SB 137 is ostensibly anti-bullying legislation, but it’s unclear what parts of it would actually prevent anyone, especially gay kids, from being bullied. It doesn’t contain any of the specific measures that other anti-bullying bills have contained and that have been proven to actually protect kids. As the Michigan Messenger reports:
The GOP pushed through an amended bill, SB 137, which does nothing advocates have pushed for — including reporting requirements and enumeration, or listing, of protected classes. In addition, the legislation provides an exception which allows bullying based on “moral convictions.”
To repeat: ALLOWS BULLYING BASED ON MORAL CONVICTIONS. Specifically, the language of the bill actually says:
“This section does not prohibit a statement of a sincerely held religious belief or moral conviction of a school employee, school volunteer, pupil, or a pupil and parent or guardian.”
So, in legal terms, the only justification one needs for saying ANYTHING AT ALL to a student is having a “sincerely held religious belief.” Such as, just hypothetically, that gay people are inherently sinful and going to hell, or not worthy of equal rights as godly straight people. Or even moral conviction! You could be a completely secular person who thinks gay kids deserve to be tormented, and your bases would still be covered here. Also, the “you” in this sentence can be anyone! School employee! Fellow student! Parent! Is there anyone who can’t just show up and inform gay students of their unworthiness based on moral or religious grounds? Maybe not! Who knows!
Maybe the worst and most confusing part of SB 137 is that its name in the state Senate is “Matt’s Safe School Law.” It’s named for Matt Epling, a Michigan high school student whose suicide was connected to anti-gay bullying. Astute analysts of the bill will note that, as Michigan Senator Gretchen Whitmer said, “it wouldn’t have done a damn thing to save Matt!”
Gary Glenn of the American Family Association of Michigan feels differently, as one might imagine.
The religious free speech protections included in the bill, consistent with the First Amendment, simply ensure that students won’t be bullied or punished — as occurred last year at a high school in Howell — for daring to say they believe a certain behavior is wrong as a matter of sincerely held religious or moral conviction. The First Amendment and other free speech protections do just that, protect free speech, not bullying. And students, like all other Americans, are free to verbally express their opinions — including religious and moral views — without fear of government repression or persecution, including under anti-bullying or harassment laws.
The issue is that while Glenn isn’t incorrect about the fact that the First Amendment allows us freedom of speech, constitutional rights have always been different in public schools. That’s why schools can enforce a three-inch-wide tank top strap rule, or search students’ lockers for drugs.
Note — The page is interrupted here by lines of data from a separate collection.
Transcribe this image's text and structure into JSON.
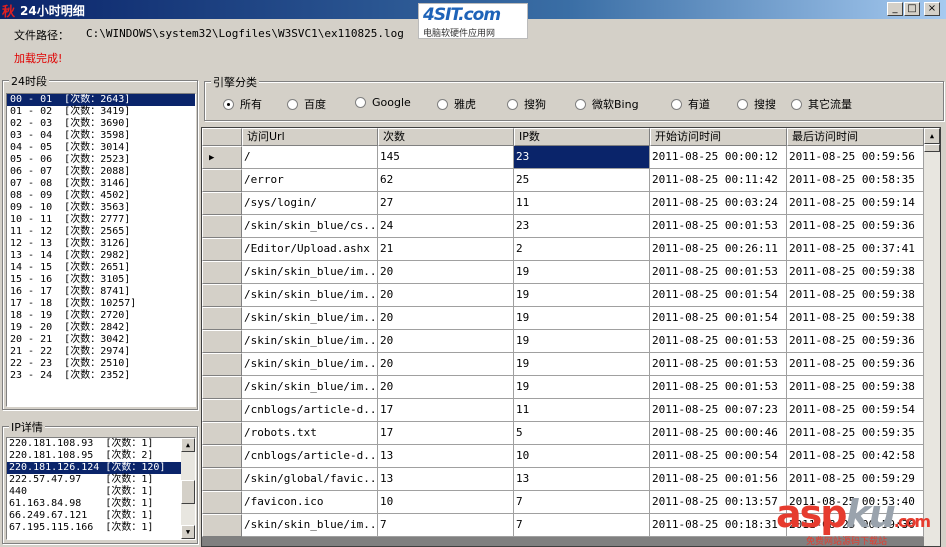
{
  "window": {
    "icon_glyph": "秋",
    "title": "24小时明细",
    "minimize_glyph": "_",
    "maximize_glyph": "□",
    "close_glyph": "×"
  },
  "logo": {
    "brand": "4SIT.com",
    "tagline": "电脑软硬件应用网"
  },
  "file": {
    "label": "文件路径：",
    "path": "C:\\WINDOWS\\system32\\Logfiles\\W3SVC1\\ex110825.log"
  },
  "status": "加载完成!",
  "hours_panel": {
    "title": "24时段",
    "selected_index": 0,
    "items": [
      "00 - 01  [次数：2643]",
      "01 - 02  [次数：3419]",
      "02 - 03  [次数：3690]",
      "03 - 04  [次数：3598]",
      "04 - 05  [次数：3014]",
      "05 - 06  [次数：2523]",
      "06 - 07  [次数：2088]",
      "07 - 08  [次数：3146]",
      "08 - 09  [次数：4502]",
      "09 - 10  [次数：3563]",
      "10 - 11  [次数：2777]",
      "11 - 12  [次数：2565]",
      "12 - 13  [次数：3126]",
      "13 - 14  [次数：2982]",
      "14 - 15  [次数：2651]",
      "15 - 16  [次数：3105]",
      "16 - 17  [次数：8741]",
      "17 - 18  [次数：10257]",
      "18 - 19  [次数：2720]",
      "19 - 20  [次数：2842]",
      "20 - 21  [次数：3042]",
      "21 - 22  [次数：2974]",
      "22 - 23  [次数：2510]",
      "23 - 24  [次数：2352]"
    ]
  },
  "ip_panel": {
    "title": "IP详情",
    "selected_index": 2,
    "items": [
      "220.181.108.93  [次数：1]",
      "220.181.108.95  [次数：2]",
      "220.181.126.124 [次数：120]",
      "222.57.47.97    [次数：1]",
      "440             [次数：1]",
      "61.163.84.98    [次数：1]",
      "66.249.67.121   [次数：1]",
      "67.195.115.166  [次数：1]"
    ]
  },
  "engines": {
    "title": "引擎分类",
    "selected_index": 0,
    "options": [
      "所有",
      "百度",
      "Google",
      "雅虎",
      "搜狗",
      "微软Bing",
      "有道",
      "搜搜",
      "其它流量"
    ]
  },
  "grid": {
    "columns": [
      "访问Url",
      "次数",
      "IP数",
      "开始访问时间",
      "最后访问时间"
    ],
    "current_row": 0,
    "selected_cell": {
      "row": 0,
      "col": 2
    },
    "rows": [
      [
        "/",
        "145",
        "23",
        "2011-08-25 00:00:12",
        "2011-08-25 00:59:56"
      ],
      [
        "/error",
        "62",
        "25",
        "2011-08-25 00:11:42",
        "2011-08-25 00:58:35"
      ],
      [
        "/sys/login/",
        "27",
        "11",
        "2011-08-25 00:03:24",
        "2011-08-25 00:59:14"
      ],
      [
        "/skin/skin_blue/cs...",
        "24",
        "23",
        "2011-08-25 00:01:53",
        "2011-08-25 00:59:36"
      ],
      [
        "/Editor/Upload.ashx",
        "21",
        "2",
        "2011-08-25 00:26:11",
        "2011-08-25 00:37:41"
      ],
      [
        "/skin/skin_blue/im...",
        "20",
        "19",
        "2011-08-25 00:01:53",
        "2011-08-25 00:59:38"
      ],
      [
        "/skin/skin_blue/im...",
        "20",
        "19",
        "2011-08-25 00:01:54",
        "2011-08-25 00:59:38"
      ],
      [
        "/skin/skin_blue/im...",
        "20",
        "19",
        "2011-08-25 00:01:54",
        "2011-08-25 00:59:38"
      ],
      [
        "/skin/skin_blue/im...",
        "20",
        "19",
        "2011-08-25 00:01:53",
        "2011-08-25 00:59:36"
      ],
      [
        "/skin/skin_blue/im...",
        "20",
        "19",
        "2011-08-25 00:01:53",
        "2011-08-25 00:59:36"
      ],
      [
        "/skin/skin_blue/im...",
        "20",
        "19",
        "2011-08-25 00:01:53",
        "2011-08-25 00:59:38"
      ],
      [
        "/cnblogs/article-d...",
        "17",
        "11",
        "2011-08-25 00:07:23",
        "2011-08-25 00:59:54"
      ],
      [
        "/robots.txt",
        "17",
        "5",
        "2011-08-25 00:00:46",
        "2011-08-25 00:59:35"
      ],
      [
        "/cnblogs/article-d...",
        "13",
        "10",
        "2011-08-25 00:00:54",
        "2011-08-25 00:42:58"
      ],
      [
        "/skin/global/favic...",
        "13",
        "13",
        "2011-08-25 00:01:56",
        "2011-08-25 00:59:29"
      ],
      [
        "/favicon.ico",
        "10",
        "7",
        "2011-08-25 00:13:57",
        "2011-08-25 00:53:40"
      ],
      [
        "/skin/skin_blue/im...",
        "7",
        "7",
        "2011-08-25 00:18:31",
        "2011-08-25 00:59:36"
      ]
    ]
  },
  "watermark": {
    "brand_a": "asp",
    "brand_b": "ku",
    "brand_c": ".com",
    "tagline": "免费网站源码下载站"
  }
}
Like it or not, students aren’t guaranteed the same constitutional rights on school property, and neither are their teachers — public school teachers have gotten in serious trouble for personal opinions (perhaps based on “moral convictions,” even) that weren’t even about or addressed to their own students, and were on their own time. Americans are guaranteed free speech, but school employees are charged with the safety and care of their students above all else, and it’s a shocking reversal of mission to change that for the sake of, of all things, religious principles — after all, the Constitution also guarantees us separation of church and state.
Aside from the implications this bill makes about how it is acceptable to treat other human beings and why, the facts are that as an anti-bullying law, this is a backwards way to go about things. To the extent that we have research on bullying and its causes and effects, nothing about this bill works. As Emily Dievendorf of Equality Michigan says:
“Research clearly shows that only states with enumerated bills see a reduction in bullying. We need a bill that mentions the most affected populations and requires statewide reporting of bullying and harassment. SB 137 simply does nothing to reduce bullying in our schools.”
SB 137 has been approved by the State Senate; it now moves on to the Republican-controlled House. This wouldn’t be the first anti-bullying legislation that’s less than effective; Michigan is far from the only state that has a long way to go as far as figuring out how to deal with bullying and kids’ safety. But this might be the first anti-bullying legislation that does not actually intend to stop bullying. When “moral convictions” take precedence over safety, the question has to be asked — who is Michigan’s state government actually trying to help?